▶ [Exercise]
Without the pictures, copy the entries below word for word.

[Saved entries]
=== Begin Enclosure ===

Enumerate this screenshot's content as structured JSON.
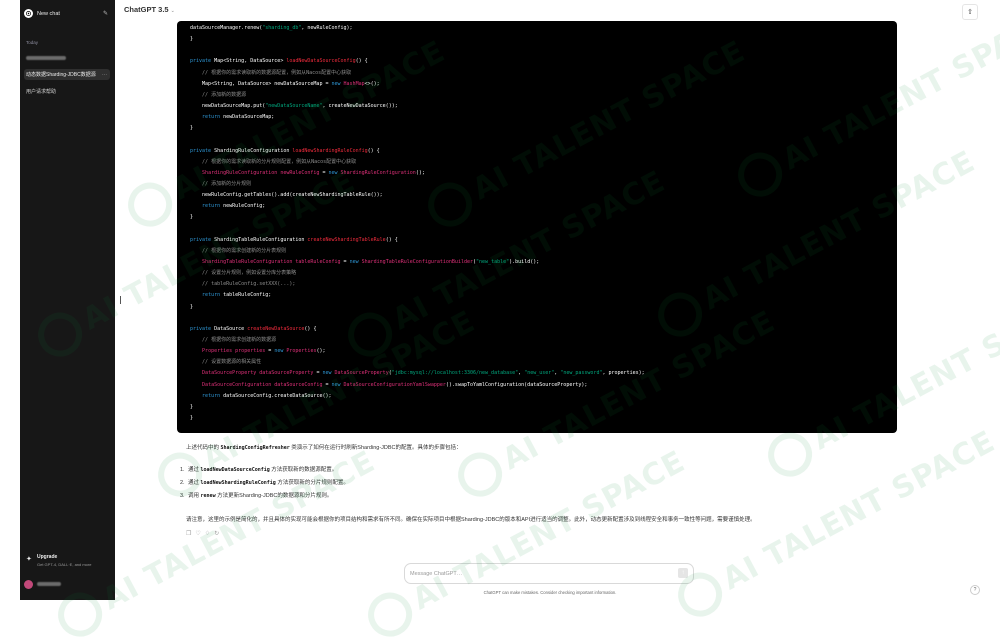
{
  "sidebar": {
    "new_chat_label": "New chat",
    "section_label": "Today",
    "items": [
      {
        "label": "动态数据Sharding-JDBC数据源",
        "active": true,
        "more": "···"
      },
      {
        "label": "用户请求帮助",
        "active": false
      }
    ],
    "upgrade": {
      "title": "Upgrade",
      "subtitle": "Get GPT-4, DALL·E, and more"
    }
  },
  "header": {
    "model_name": "ChatGPT 3.5",
    "model_chevron": "⌄",
    "share_icon": "share-icon"
  },
  "code": {
    "language": "java",
    "lines": [
      [
        [
          "dataSourceManager.renew(",
          "ty"
        ],
        [
          "\"sharding_db\"",
          "st"
        ],
        [
          ", newRuleConfig);",
          "ty"
        ]
      ],
      [
        [
          "}",
          "ty"
        ]
      ],
      [
        [
          "",
          ""
        ]
      ],
      [
        [
          "private ",
          "kw"
        ],
        [
          "Map<String, DataSource> ",
          "ty"
        ],
        [
          "loadNewDataSourceConfig",
          "fn"
        ],
        [
          "() {",
          "ty"
        ]
      ],
      [
        [
          "    // 根据你的需求读取新的数据源配置，例如从Nacos配置中心获取",
          "cm"
        ]
      ],
      [
        [
          "    Map<String, DataSource> newDataSourceMap = ",
          "ty"
        ],
        [
          "new ",
          "kw"
        ],
        [
          "HashMap",
          "vr"
        ],
        [
          "<>();",
          "ty"
        ]
      ],
      [
        [
          "    // 添加新的数据源",
          "cm"
        ]
      ],
      [
        [
          "    newDataSourceMap.put(",
          "ty"
        ],
        [
          "\"newDataSourceName\"",
          "st"
        ],
        [
          ", createNewDataSource());",
          "ty"
        ]
      ],
      [
        [
          "    ",
          "ty"
        ],
        [
          "return ",
          "kw"
        ],
        [
          "newDataSourceMap;",
          "ty"
        ]
      ],
      [
        [
          "}",
          "ty"
        ]
      ],
      [
        [
          "",
          ""
        ]
      ],
      [
        [
          "private ",
          "kw"
        ],
        [
          "ShardingRuleConfiguration ",
          "ty"
        ],
        [
          "loadNewShardingRuleConfig",
          "fn"
        ],
        [
          "() {",
          "ty"
        ]
      ],
      [
        [
          "    // 根据你的需求读取新的分片规则配置，例如从Nacos配置中心获取",
          "cm"
        ]
      ],
      [
        [
          "    ",
          "ty"
        ],
        [
          "ShardingRuleConfiguration newRuleConfig ",
          "vr"
        ],
        [
          "= ",
          "ty"
        ],
        [
          "new ",
          "kw"
        ],
        [
          "ShardingRuleConfiguration",
          "vr"
        ],
        [
          "();",
          "ty"
        ]
      ],
      [
        [
          "    // 添加新的分片规则",
          "cm"
        ]
      ],
      [
        [
          "    newRuleConfig.getTables().add(createNewShardingTableRule());",
          "ty"
        ]
      ],
      [
        [
          "    ",
          "ty"
        ],
        [
          "return ",
          "kw"
        ],
        [
          "newRuleConfig;",
          "ty"
        ]
      ],
      [
        [
          "}",
          "ty"
        ]
      ],
      [
        [
          "",
          ""
        ]
      ],
      [
        [
          "private ",
          "kw"
        ],
        [
          "ShardingTableRuleConfiguration ",
          "ty"
        ],
        [
          "createNewShardingTableRule",
          "fn"
        ],
        [
          "() {",
          "ty"
        ]
      ],
      [
        [
          "    // 根据你的需求创建新的分片表规则",
          "cm"
        ]
      ],
      [
        [
          "    ",
          "ty"
        ],
        [
          "ShardingTableRuleConfiguration tableRuleConfig ",
          "vr"
        ],
        [
          "= ",
          "ty"
        ],
        [
          "new ",
          "kw"
        ],
        [
          "ShardingTableRuleConfigurationBuilder",
          "vr"
        ],
        [
          "(",
          "ty"
        ],
        [
          "\"new_table\"",
          "st"
        ],
        [
          ").build();",
          "ty"
        ]
      ],
      [
        [
          "    // 设置分片规则，例如设置分库分表策略",
          "cm"
        ]
      ],
      [
        [
          "    // tableRuleConfig.setXXX(...);",
          "cm"
        ]
      ],
      [
        [
          "    ",
          "ty"
        ],
        [
          "return ",
          "kw"
        ],
        [
          "tableRuleConfig;",
          "ty"
        ]
      ],
      [
        [
          "}",
          "ty"
        ]
      ],
      [
        [
          "",
          ""
        ]
      ],
      [
        [
          "private ",
          "kw"
        ],
        [
          "DataSource ",
          "ty"
        ],
        [
          "createNewDataSource",
          "fn"
        ],
        [
          "() {",
          "ty"
        ]
      ],
      [
        [
          "    // 根据你的需求创建新的数据源",
          "cm"
        ]
      ],
      [
        [
          "    ",
          "ty"
        ],
        [
          "Properties properties ",
          "vr"
        ],
        [
          "= ",
          "ty"
        ],
        [
          "new ",
          "kw"
        ],
        [
          "Properties",
          "vr"
        ],
        [
          "();",
          "ty"
        ]
      ],
      [
        [
          "    // 设置数据源的相关属性",
          "cm"
        ]
      ],
      [
        [
          "    ",
          "ty"
        ],
        [
          "DataSourceProperty dataSourceProperty ",
          "vr"
        ],
        [
          "= ",
          "ty"
        ],
        [
          "new ",
          "kw"
        ],
        [
          "DataSourceProperty",
          "vr"
        ],
        [
          "(",
          "ty"
        ],
        [
          "\"jdbc:mysql://localhost:3306/new_database\"",
          "st"
        ],
        [
          ", ",
          "ty"
        ],
        [
          "\"new_user\"",
          "st"
        ],
        [
          ", ",
          "ty"
        ],
        [
          "\"new_password\"",
          "st"
        ],
        [
          ", properties);",
          "ty"
        ]
      ],
      [
        [
          "    ",
          "ty"
        ],
        [
          "DataSourceConfiguration dataSourceConfig ",
          "vr"
        ],
        [
          "= ",
          "ty"
        ],
        [
          "new ",
          "kw"
        ],
        [
          "DataSourceConfigurationYamlSwapper",
          "vr"
        ],
        [
          "().swapToYamlConfiguration(dataSourceProperty);",
          "ty"
        ]
      ],
      [
        [
          "    ",
          "ty"
        ],
        [
          "return ",
          "kw"
        ],
        [
          "dataSourceConfig.createDataSource();",
          "ty"
        ]
      ],
      [
        [
          "}",
          "ty"
        ]
      ],
      [
        [
          "}",
          "ty"
        ]
      ]
    ]
  },
  "answer": {
    "intro": {
      "pre": "上述代码中的 ",
      "code": "ShardingConfigRefresher",
      "post": " 类演示了如何在运行时刷新Sharding-JDBC的配置。具体的步骤包括："
    },
    "steps": [
      {
        "num": "1.",
        "pre": "通过 ",
        "code": "loadNewDataSourceConfig",
        "post": " 方法获取新的数据源配置。"
      },
      {
        "num": "2.",
        "pre": "通过 ",
        "code": "loadNewShardingRuleConfig",
        "post": " 方法获取新的分片规则配置。"
      },
      {
        "num": "3.",
        "pre": "调用 ",
        "code": "renew",
        "post": " 方法更新Sharding-JDBC的数据源和分片规则。"
      }
    ],
    "note": "请注意，这里的示例是简化的，并且具体的实现可能会根据你的项目结构和需求有所不同。确保在实际项目中根据Sharding-JDBC的版本和API进行适当的调整。此外，动态更新配置涉及到线程安全和事务一致性等问题，需要谨慎处理。",
    "action_icons": [
      "copy-icon",
      "thumbs-up-icon",
      "thumbs-down-icon",
      "regenerate-icon"
    ]
  },
  "composer": {
    "placeholder": "Message ChatGPT…",
    "send_icon": "arrow-up-icon"
  },
  "disclaimer": "ChatGPT can make mistakes. Consider checking important information.",
  "help": "?",
  "watermark": {
    "text": "AI TALENT SPACE",
    "color": "#0c8c3a"
  }
}
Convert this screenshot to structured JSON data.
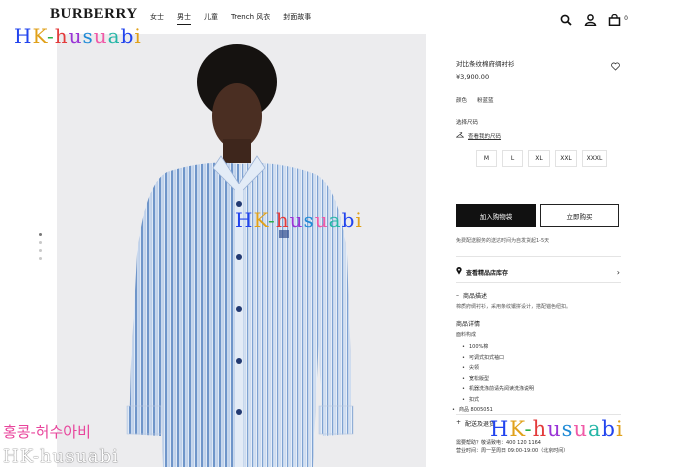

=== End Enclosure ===

▶ [Output for this exercise]
Enumerate this screenshot's content as structured JSON.
{
  "sidebar": {
    "new_chat_label": "New chat",
    "section_label": "Today",
    "items": [
      {
        "label": "动态数据Sharding-JDBC数据源",
        "active": true,
        "more": "···"
      },
      {
        "label": "用户请求帮助",
        "active": false
      }
    ],
    "upgrade": {
      "title": "Upgrade",
      "subtitle": "Get GPT-4, DALL·E, and more"
    }
  },
  "header": {
    "model_name": "ChatGPT 3.5",
    "model_chevron": "⌄",
    "share_icon": "share-icon"
  },
  "code": {
    "language": "java",
    "lines": [
      [
        [
          "dataSourceManager.renew(",
          "ty"
        ],
        [
          "\"sharding_db\"",
          "st"
        ],
        [
          ", newRuleConfig);",
          "ty"
        ]
      ],
      [
        [
          "}",
          "ty"
        ]
      ],
      [
        [
          "",
          ""
        ]
      ],
      [
        [
          "private ",
          "kw"
        ],
        [
          "Map<String, DataSource> ",
          "ty"
        ],
        [
          "loadNewDataSourceConfig",
          "fn"
        ],
        [
          "() {",
          "ty"
        ]
      ],
      [
        [
          "    // 根据你的需求读取新的数据源配置，例如从Nacos配置中心获取",
          "cm"
        ]
      ],
      [
        [
          "    Map<String, DataSource> newDataSourceMap = ",
          "ty"
        ],
        [
          "new ",
          "kw"
        ],
        [
          "HashMap",
          "vr"
        ],
        [
          "<>();",
          "ty"
        ]
      ],
      [
        [
          "    // 添加新的数据源",
          "cm"
        ]
      ],
      [
        [
          "    newDataSourceMap.put(",
          "ty"
        ],
        [
          "\"newDataSourceName\"",
          "st"
        ],
        [
          ", createNewDataSource());",
          "ty"
        ]
      ],
      [
        [
          "    ",
          "ty"
        ],
        [
          "return ",
          "kw"
        ],
        [
          "newDataSourceMap;",
          "ty"
        ]
      ],
      [
        [
          "}",
          "ty"
        ]
      ],
      [
        [
          "",
          ""
        ]
      ],
      [
        [
          "private ",
          "kw"
        ],
        [
          "ShardingRuleConfiguration ",
          "ty"
        ],
        [
          "loadNewShardingRuleConfig",
          "fn"
        ],
        [
          "() {",
          "ty"
        ]
      ],
      [
        [
          "    // 根据你的需求读取新的分片规则配置，例如从Nacos配置中心获取",
          "cm"
        ]
      ],
      [
        [
          "    ",
          "ty"
        ],
        [
          "ShardingRuleConfiguration newRuleConfig ",
          "vr"
        ],
        [
          "= ",
          "ty"
        ],
        [
          "new ",
          "kw"
        ],
        [
          "ShardingRuleConfiguration",
          "vr"
        ],
        [
          "();",
          "ty"
        ]
      ],
      [
        [
          "    // 添加新的分片规则",
          "cm"
        ]
      ],
      [
        [
          "    newRuleConfig.getTables().add(createNewShardingTableRule());",
          "ty"
        ]
      ],
      [
        [
          "    ",
          "ty"
        ],
        [
          "return ",
          "kw"
        ],
        [
          "newRuleConfig;",
          "ty"
        ]
      ],
      [
        [
          "}",
          "ty"
        ]
      ],
      [
        [
          "",
          ""
        ]
      ],
      [
        [
          "private ",
          "kw"
        ],
        [
          "ShardingTableRuleConfiguration ",
          "ty"
        ],
        [
          "createNewShardingTableRule",
          "fn"
        ],
        [
          "() {",
          "ty"
        ]
      ],
      [
        [
          "    // 根据你的需求创建新的分片表规则",
          "cm"
        ]
      ],
      [
        [
          "    ",
          "ty"
        ],
        [
          "ShardingTableRuleConfiguration tableRuleConfig ",
          "vr"
        ],
        [
          "= ",
          "ty"
        ],
        [
          "new ",
          "kw"
        ],
        [
          "ShardingTableRuleConfigurationBuilder",
          "vr"
        ],
        [
          "(",
          "ty"
        ],
        [
          "\"new_table\"",
          "st"
        ],
        [
          ").build();",
          "ty"
        ]
      ],
      [
        [
          "    // 设置分片规则，例如设置分库分表策略",
          "cm"
        ]
      ],
      [
        [
          "    // tableRuleConfig.setXXX(...);",
          "cm"
        ]
      ],
      [
        [
          "    ",
          "ty"
        ],
        [
          "return ",
          "kw"
        ],
        [
          "tableRuleConfig;",
          "ty"
        ]
      ],
      [
        [
          "}",
          "ty"
        ]
      ],
      [
        [
          "",
          ""
        ]
      ],
      [
        [
          "private ",
          "kw"
        ],
        [
          "DataSource ",
          "ty"
        ],
        [
          "createNewDataSource",
          "fn"
        ],
        [
          "() {",
          "ty"
        ]
      ],
      [
        [
          "    // 根据你的需求创建新的数据源",
          "cm"
        ]
      ],
      [
        [
          "    ",
          "ty"
        ],
        [
          "Properties properties ",
          "vr"
        ],
        [
          "= ",
          "ty"
        ],
        [
          "new ",
          "kw"
        ],
        [
          "Properties",
          "vr"
        ],
        [
          "();",
          "ty"
        ]
      ],
      [
        [
          "    // 设置数据源的相关属性",
          "cm"
        ]
      ],
      [
        [
          "    ",
          "ty"
        ],
        [
          "DataSourceProperty dataSourceProperty ",
          "vr"
        ],
        [
          "= ",
          "ty"
        ],
        [
          "new ",
          "kw"
        ],
        [
          "DataSourceProperty",
          "vr"
        ],
        [
          "(",
          "ty"
        ],
        [
          "\"jdbc:mysql://localhost:3306/new_database\"",
          "st"
        ],
        [
          ", ",
          "ty"
        ],
        [
          "\"new_user\"",
          "st"
        ],
        [
          ", ",
          "ty"
        ],
        [
          "\"new_password\"",
          "st"
        ],
        [
          ", properties);",
          "ty"
        ]
      ],
      [
        [
          "    ",
          "ty"
        ],
        [
          "DataSourceConfiguration dataSourceConfig ",
          "vr"
        ],
        [
          "= ",
          "ty"
        ],
        [
          "new ",
          "kw"
        ],
        [
          "DataSourceConfigurationYamlSwapper",
          "vr"
        ],
        [
          "().swapToYamlConfiguration(dataSourceProperty);",
          "ty"
        ]
      ],
      [
        [
          "    ",
          "ty"
        ],
        [
          "return ",
          "kw"
        ],
        [
          "dataSourceConfig.createDataSource();",
          "ty"
        ]
      ],
      [
        [
          "}",
          "ty"
        ]
      ],
      [
        [
          "}",
          "ty"
        ]
      ]
    ]
  },
  "answer": {
    "intro": {
      "pre": "上述代码中的 ",
      "code": "ShardingConfigRefresher",
      "post": " 类演示了如何在运行时刷新Sharding-JDBC的配置。具体的步骤包括："
    },
    "steps": [
      {
        "num": "1.",
        "pre": "通过 ",
        "code": "loadNewDataSourceConfig",
        "post": " 方法获取新的数据源配置。"
      },
      {
        "num": "2.",
        "pre": "通过 ",
        "code": "loadNewShardingRuleConfig",
        "post": " 方法获取新的分片规则配置。"
      },
      {
        "num": "3.",
        "pre": "调用 ",
        "code": "renew",
        "post": " 方法更新Sharding-JDBC的数据源和分片规则。"
      }
    ],
    "note": "请注意，这里的示例是简化的，并且具体的实现可能会根据你的项目结构和需求有所不同。确保在实际项目中根据Sharding-JDBC的版本和API进行适当的调整。此外，动态更新配置涉及到线程安全和事务一致性等问题，需要谨慎处理。",
    "action_icons": [
      "copy-icon",
      "thumbs-up-icon",
      "thumbs-down-icon",
      "regenerate-icon"
    ]
  },
  "composer": {
    "placeholder": "Message ChatGPT…",
    "send_icon": "arrow-up-icon"
  },
  "disclaimer": "ChatGPT can make mistakes. Consider checking important information.",
  "help": "?",
  "watermark": {
    "text": "AI TALENT SPACE",
    "color": "#0c8c3a"
  }
}
Convert this screenshot to structured JSON data.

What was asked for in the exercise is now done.